ORANGE: Is it strange looking back on the first project you did together?
SC: I think so, but I’m always more impressed by it now, because Kent had a really clear idea of what he wanted to make, and I was happy to help. I look at it, and I’m proud of it – proud of him. He had a good idea.
KJ: I think our understanding of timing has gotten a lot better. I’ve also been thinking about trying to bring in a lot of disparate influences. I was lucky with the last film, because I was in my last year of school, and I was in some interesting art history classes. Learning about all those different things taught me to open up and be almost hyper-referential, in a way. Now our work is a new sort of amalgam of things – a pastiche.
ORANGE: Shannon, in the past you’ve mentioned that you’re inspired by a lot of Texas filmmakers like Richard Linklater.
KJ: I don’t think about Linklater as the Austin filmmaker – though I guess he is – and I don’t think of him personally as this huge influence on me, but it is funny how similar our films are, because they exist in this lineage. There is something about the mentality in Austin that makes you consider things like –
SC: Just go grab a camera.
KJ: I was saying more thematic, but I think you’re thinking more technical. You’re considering about how the style might be born out of a cinematic revolutionary spirit.
SC: Yeah, a very independent spirit.
KJ: Which I think is true for Austin, but I was thinking more in terms of thematics, like dealing with time and characters who inhabit and share a meaningful space with people. Austin’s a place to think about time a lot.
SC: Yeah, all of these pieces are very specific slices of these characters lives, and I think we are similar in that way.
ORANGE: You’re both involved in the standup community here in Austin, does that affect your filmmaking at all?
SC: I think we’re very informed by stand up comedy sets, because we’d been watching them so often.
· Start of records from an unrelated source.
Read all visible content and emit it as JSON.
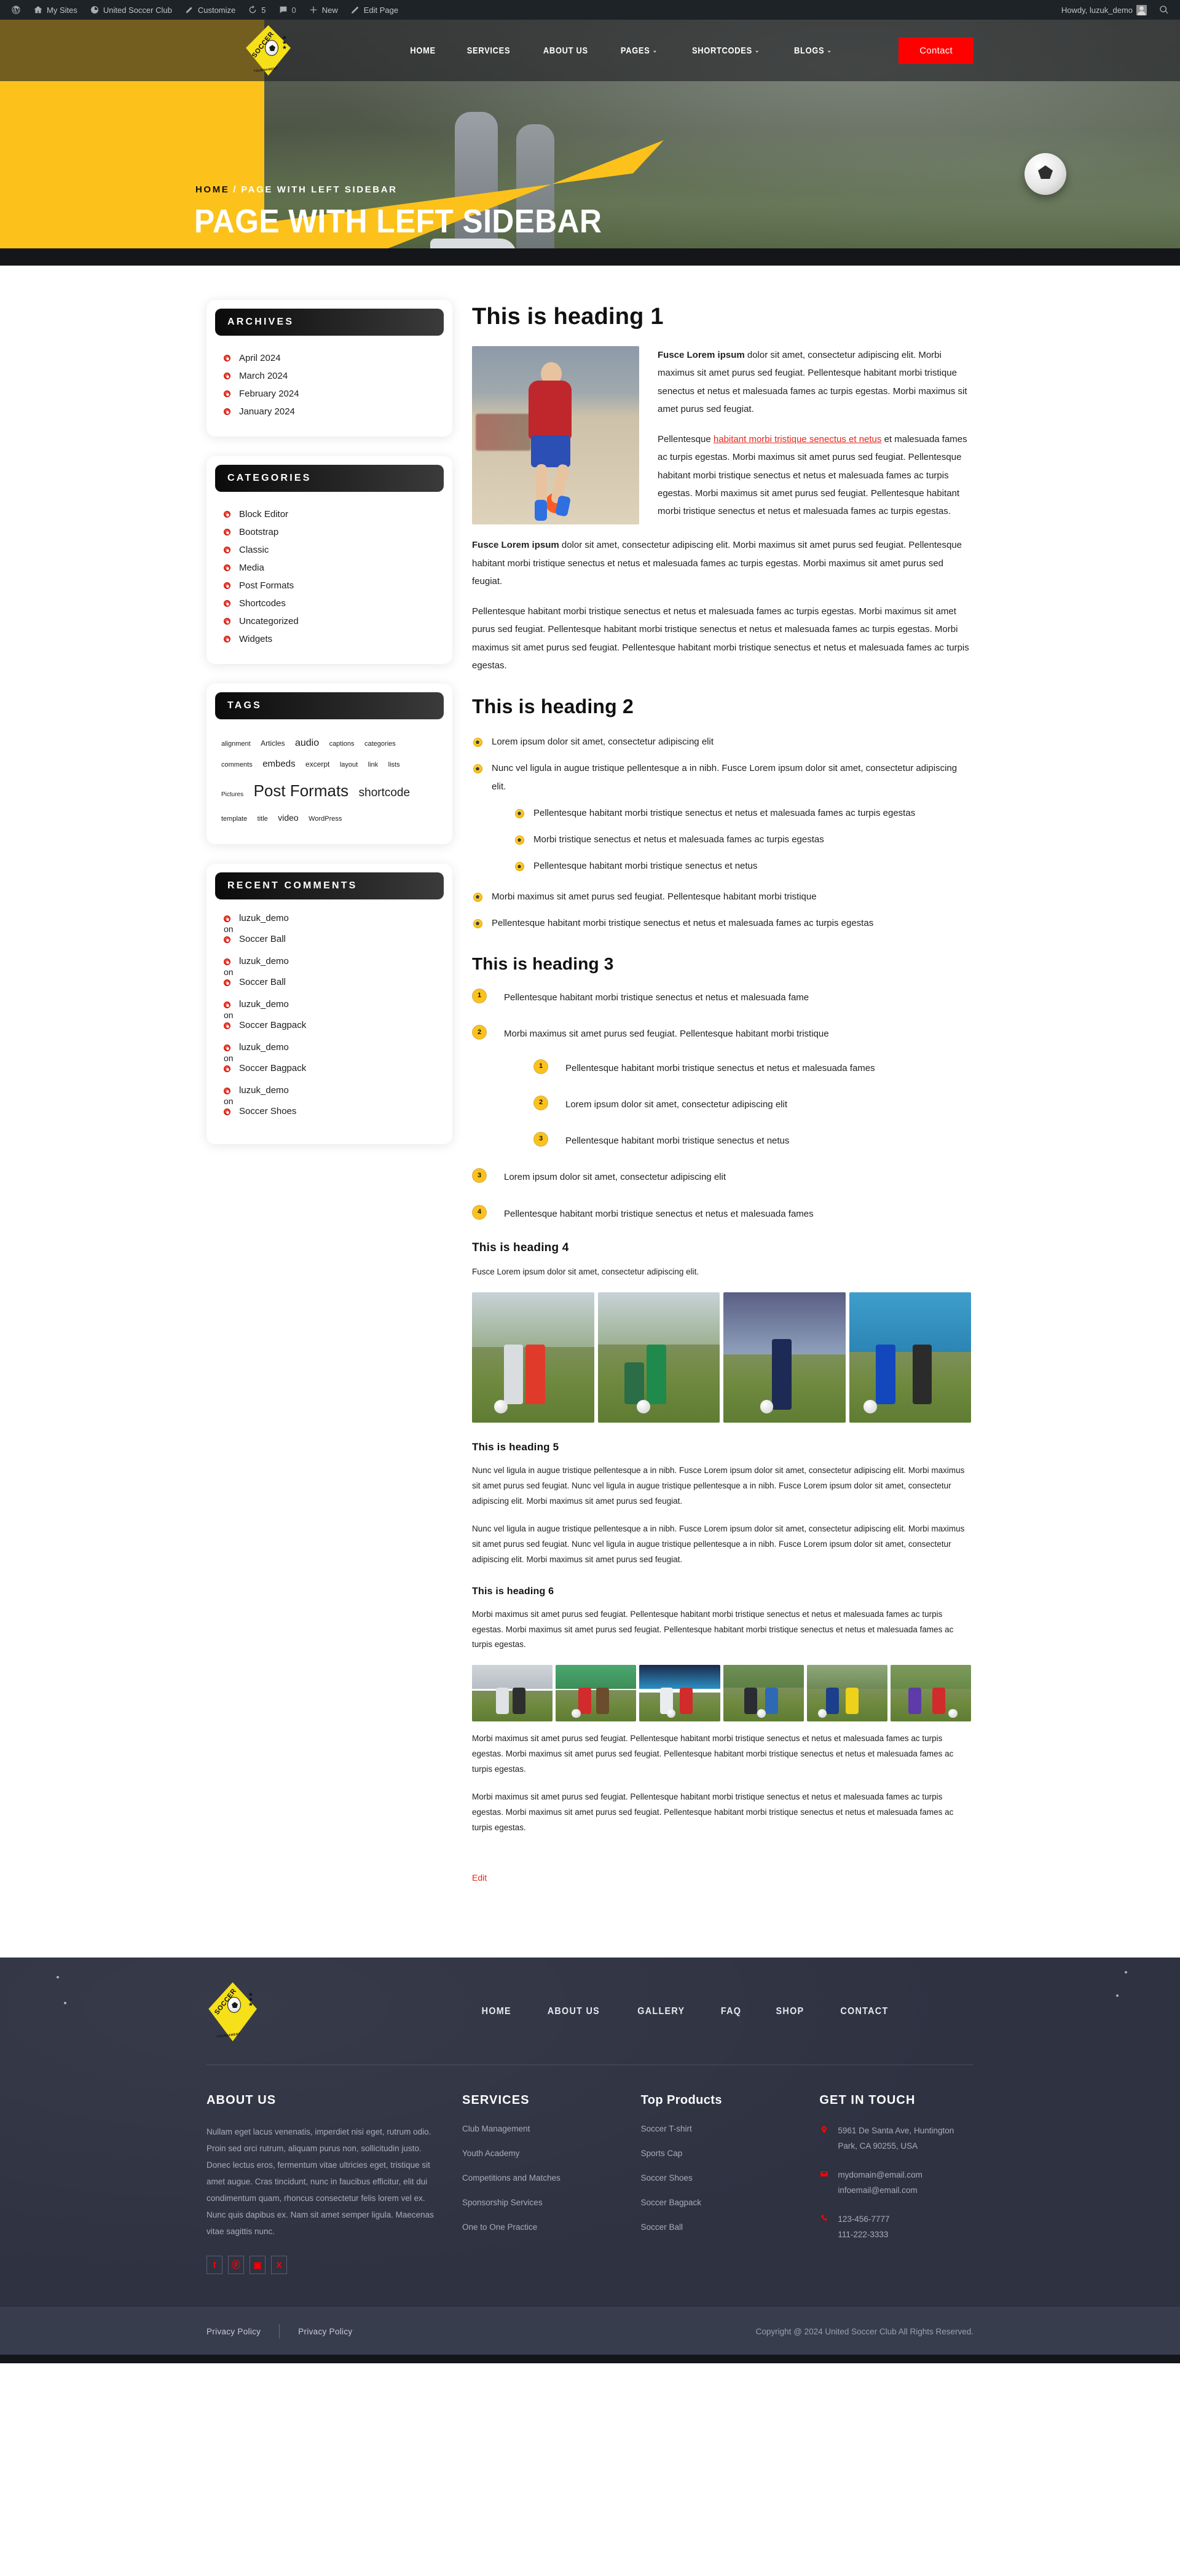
{
  "adminbar": {
    "items": [
      {
        "icon": "wordpress-icon",
        "label": ""
      },
      {
        "icon": "sites-icon",
        "label": "My Sites"
      },
      {
        "icon": "dashboard-icon",
        "label": "United Soccer Club"
      },
      {
        "icon": "customize-icon",
        "label": "Customize"
      },
      {
        "icon": "updates-icon",
        "label": "5"
      },
      {
        "icon": "comments-icon",
        "label": "0"
      },
      {
        "icon": "plus-icon",
        "label": "New"
      },
      {
        "icon": "edit-icon",
        "label": "Edit Page"
      }
    ],
    "howdy": "Howdy, luzuk_demo",
    "search_icon": "search-icon"
  },
  "header": {
    "logo_word": "SOCCER",
    "logo_sub": "TOURNAMENT",
    "nav": [
      {
        "label": "HOME",
        "has_caret": false
      },
      {
        "label": "SERVICES",
        "has_caret": false
      },
      {
        "label": "ABOUT US",
        "has_caret": false
      },
      {
        "label": "PAGES",
        "has_caret": true
      },
      {
        "label": "SHORTCODES",
        "has_caret": true
      },
      {
        "label": "BLOGS",
        "has_caret": true
      }
    ],
    "contact_button": "Contact",
    "accent_red": "#ff0000",
    "accent_yellow": "#fcc21b"
  },
  "hero": {
    "breadcrumb_home": "HOME",
    "breadcrumb_sep": "/",
    "breadcrumb_current": "PAGE WITH LEFT SIDEBAR",
    "title": "PAGE WITH LEFT SIDEBAR"
  },
  "sidebar": {
    "widgets": [
      {
        "title": "ARCHIVES",
        "type": "list",
        "items": [
          "April 2024",
          "March 2024",
          "February 2024",
          "January 2024"
        ]
      },
      {
        "title": "CATEGORIES",
        "type": "list",
        "items": [
          "Block Editor",
          "Bootstrap",
          "Classic",
          "Media",
          "Post Formats",
          "Shortcodes",
          "Uncategorized",
          "Widgets"
        ]
      },
      {
        "title": "TAGS",
        "type": "tagcloud",
        "tags": [
          {
            "label": "alignment",
            "size": 11
          },
          {
            "label": "Articles",
            "size": 12
          },
          {
            "label": "audio",
            "size": 16
          },
          {
            "label": "captions",
            "size": 11
          },
          {
            "label": "categories",
            "size": 11
          },
          {
            "label": "comments",
            "size": 11
          },
          {
            "label": "embeds",
            "size": 15
          },
          {
            "label": "excerpt",
            "size": 12
          },
          {
            "label": "layout",
            "size": 11
          },
          {
            "label": "link",
            "size": 11
          },
          {
            "label": "lists",
            "size": 11
          },
          {
            "label": "Pictures",
            "size": 10
          },
          {
            "label": "Post Formats",
            "size": 26
          },
          {
            "label": "shortcode",
            "size": 19
          },
          {
            "label": "template",
            "size": 11
          },
          {
            "label": "title",
            "size": 11
          },
          {
            "label": "video",
            "size": 14
          },
          {
            "label": "WordPress",
            "size": 11
          }
        ]
      },
      {
        "title": "RECENT COMMENTS",
        "type": "comments",
        "on_word": "on",
        "items": [
          {
            "author": "luzuk_demo",
            "post": "Soccer Ball"
          },
          {
            "author": "luzuk_demo",
            "post": "Soccer Ball"
          },
          {
            "author": "luzuk_demo",
            "post": "Soccer Bagpack"
          },
          {
            "author": "luzuk_demo",
            "post": "Soccer Bagpack"
          },
          {
            "author": "luzuk_demo",
            "post": "Soccer Shoes"
          }
        ]
      }
    ]
  },
  "content": {
    "h1": "This is heading 1",
    "intro_p1_strong": "Fusce Lorem ipsum",
    "intro_p1_rest": " dolor sit amet, consectetur adipiscing elit. Morbi maximus sit amet purus sed feugiat. Pellentesque habitant morbi tristique senectus et netus et malesuada fames ac turpis egestas. Morbi maximus sit amet purus sed feugiat.",
    "intro_p2_a": "Pellentesque ",
    "intro_p2_link": "habitant morbi tristique senectus et netus",
    "intro_p2_b": " et malesuada fames ac turpis egestas. Morbi maximus sit amet purus sed feugiat. Pellentesque habitant morbi tristique senectus et netus et malesuada fames ac turpis egestas. Morbi maximus sit amet purus sed feugiat. Pellentesque habitant morbi tristique senectus et netus et malesuada fames ac turpis egestas.",
    "body_p1_strong": "Fusce Lorem ipsum",
    "body_p1_rest": " dolor sit amet, consectetur adipiscing elit. Morbi maximus sit amet purus sed feugiat. Pellentesque habitant morbi tristique senectus et netus et malesuada fames ac turpis egestas. Morbi maximus sit amet purus sed feugiat.",
    "body_p2": "Pellentesque habitant morbi tristique senectus et netus et malesuada fames ac turpis egestas. Morbi maximus sit amet purus sed feugiat. Pellentesque habitant morbi tristique senectus et netus et malesuada fames ac turpis egestas. Morbi maximus sit amet purus sed feugiat. Pellentesque habitant morbi tristique senectus et netus et malesuada fames ac turpis egestas.",
    "h2": "This is heading 2",
    "ul_items": [
      "Lorem ipsum dolor sit amet, consectetur adipiscing elit",
      "Nunc vel ligula in augue tristique pellentesque a in nibh. Fusce Lorem ipsum dolor sit amet, consectetur adipiscing elit."
    ],
    "ul_nested": [
      "Pellentesque habitant morbi tristique senectus et netus et malesuada fames ac turpis egestas",
      "Morbi tristique senectus et netus et malesuada fames ac turpis egestas",
      "Pellentesque habitant morbi tristique senectus et netus"
    ],
    "ul_items_tail": [
      "Morbi maximus sit amet purus sed feugiat. Pellentesque habitant morbi tristique",
      "Pellentesque habitant morbi tristique senectus et netus et malesuada fames ac turpis egestas"
    ],
    "h3": "This is heading 3",
    "ol_item_1": "Pellentesque habitant morbi tristique senectus et netus et malesuada fame",
    "ol_item_2": "Morbi maximus sit amet purus sed feugiat. Pellentesque habitant morbi tristique",
    "ol_nested": [
      "Pellentesque habitant morbi tristique senectus et netus et malesuada fames",
      "Lorem ipsum dolor sit amet, consectetur adipiscing elit",
      "Pellentesque habitant morbi tristique senectus et netus"
    ],
    "ol_item_3": "Lorem ipsum dolor sit amet, consectetur adipiscing elit",
    "ol_item_4": "Pellentesque habitant morbi tristique senectus et netus et malesuada fames",
    "h4": "This is heading 4",
    "h4_p": "Fusce Lorem ipsum dolor sit amet, consectetur adipiscing elit.",
    "h5": "This is heading 5",
    "h5_p1": "Nunc vel ligula in augue tristique pellentesque a in nibh. Fusce Lorem ipsum dolor sit amet, consectetur adipiscing elit. Morbi maximus sit amet purus sed feugiat. Nunc vel ligula in augue tristique pellentesque a in nibh. Fusce Lorem ipsum dolor sit amet, consectetur adipiscing elit. Morbi maximus sit amet purus sed feugiat.",
    "h5_p2": "Nunc vel ligula in augue tristique pellentesque a in nibh. Fusce Lorem ipsum dolor sit amet, consectetur adipiscing elit. Morbi maximus sit amet purus sed feugiat. Nunc vel ligula in augue tristique pellentesque a in nibh. Fusce Lorem ipsum dolor sit amet, consectetur adipiscing elit. Morbi maximus sit amet purus sed feugiat.",
    "h6": "This is heading 6",
    "h6_p1": "Morbi maximus sit amet purus sed feugiat. Pellentesque habitant morbi tristique senectus et netus et malesuada fames ac turpis egestas. Morbi maximus sit amet purus sed feugiat. Pellentesque habitant morbi tristique senectus et netus et malesuada fames ac turpis egestas.",
    "h6_p2": "Morbi maximus sit amet purus sed feugiat. Pellentesque habitant morbi tristique senectus et netus et malesuada fames ac turpis egestas. Morbi maximus sit amet purus sed feugiat. Pellentesque habitant morbi tristique senectus et netus et malesuada fames ac turpis egestas.",
    "h6_p3": "Morbi maximus sit amet purus sed feugiat. Pellentesque habitant morbi tristique senectus et netus et malesuada fames ac turpis egestas. Morbi maximus sit amet purus sed feugiat. Pellentesque habitant morbi tristique senectus et netus et malesuada fames ac turpis egestas.",
    "edit_link": "Edit"
  },
  "footer": {
    "nav": [
      "HOME",
      "ABOUT US",
      "GALLERY",
      "FAQ",
      "SHOP",
      "CONTACT"
    ],
    "about": {
      "title": "ABOUT US",
      "text": "Nullam eget lacus venenatis, imperdiet nisi eget, rutrum odio. Proin sed orci rutrum, aliquam purus non, sollicitudin justo. Donec lectus eros, fermentum vitae ultricies eget, tristique sit amet augue. Cras tincidunt, nunc in faucibus efficitur, elit dui condimentum quam, rhoncus consectetur felis lorem vel ex. Nunc quis dapibus ex. Nam sit amet semper ligula. Maecenas vitae sagittis nunc."
    },
    "socials": [
      {
        "name": "facebook-icon",
        "glyph": "f"
      },
      {
        "name": "pinterest-icon",
        "glyph": "ⓟ"
      },
      {
        "name": "instagram-icon",
        "glyph": "▣"
      },
      {
        "name": "x-twitter-icon",
        "glyph": "X"
      }
    ],
    "services": {
      "title": "SERVICES",
      "items": [
        "Club Management",
        "Youth Academy",
        "Competitions and Matches",
        "Sponsorship Services",
        "One to One Practice"
      ]
    },
    "products": {
      "title": "Top Products",
      "items": [
        "Soccer T-shirt",
        "Sports Cap",
        "Soccer Shoes",
        "Soccer Bagpack",
        "Soccer Ball"
      ]
    },
    "touch": {
      "title": "GET IN TOUCH",
      "address": "5961 De Santa Ave, Huntington Park, CA 90255, USA",
      "emails": [
        "mydomain@email.com",
        "infoemail@email.com"
      ],
      "phones": [
        "123-456-7777",
        "111-222-3333"
      ]
    },
    "bottom": {
      "link1": "Privacy Policy",
      "link2": "Privacy Policy",
      "copyright": "Copyright @ 2024 United Soccer Club All Rights Reserved."
    }
  }
}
For ‘Last Night,’ one thing we mentioned was that watching it should feel like watching a stand up set.
KJ: Louis C.K. talked about this, where if you’re in the back of a club and not really paying attention, the sounds of standup are waves. The mood is fluidly changing, and we thought about that with the film too.
SC: And it’s awesome to see how the different types of comedians will play into that. Everyone we had in our film, “Last Night”, just has such a different style, so you see those rhythms play with one another. And from a producing side, comedians are very reliable.
KJ: Through standup, you value other people’s time.
SC: Because you have to be so patient. If you do open mics every night, then you’re watching two hours of four-minute sets.
KJ: It grooms them for filmmaking, because you’re either waiting for people to do their sets or do their lines. And I think maybe those people are excited to do something that involves playing on someone else a little more.
SC: Definitely. I think a lot of it with comedy you’re in your own head, so it’s just nice to rely on a script; it takes the pressure off, because it’s less about a personal performance and more about playing. It’s an exciting thing to go to work.
ORANGE: Do you both feel that UT prepared you for the professional world of filmmaking that you’re now in?
SC: It’s a really experiential kind of degree. They want you to go out and do it. And a lot of our professors have been quick to tell us about the realities of what it’s been like to be an independent filmmaker.
KJ: I think it can feel a lot of times in film school like, ‘What are you really teaching me that is going to be that valuable?’ Because I could just go out and be working on a film right now, but there are things that you really pick up on.
SC: Also, since I’m younger, it was cool to watch Kent and his friends and see this community where people were always bouncing ideas off of one each other. I think without the filmmaking degree, you wouldn’t have met all those people.
KJ: I definitely appreciate UT, and I learned a lot there.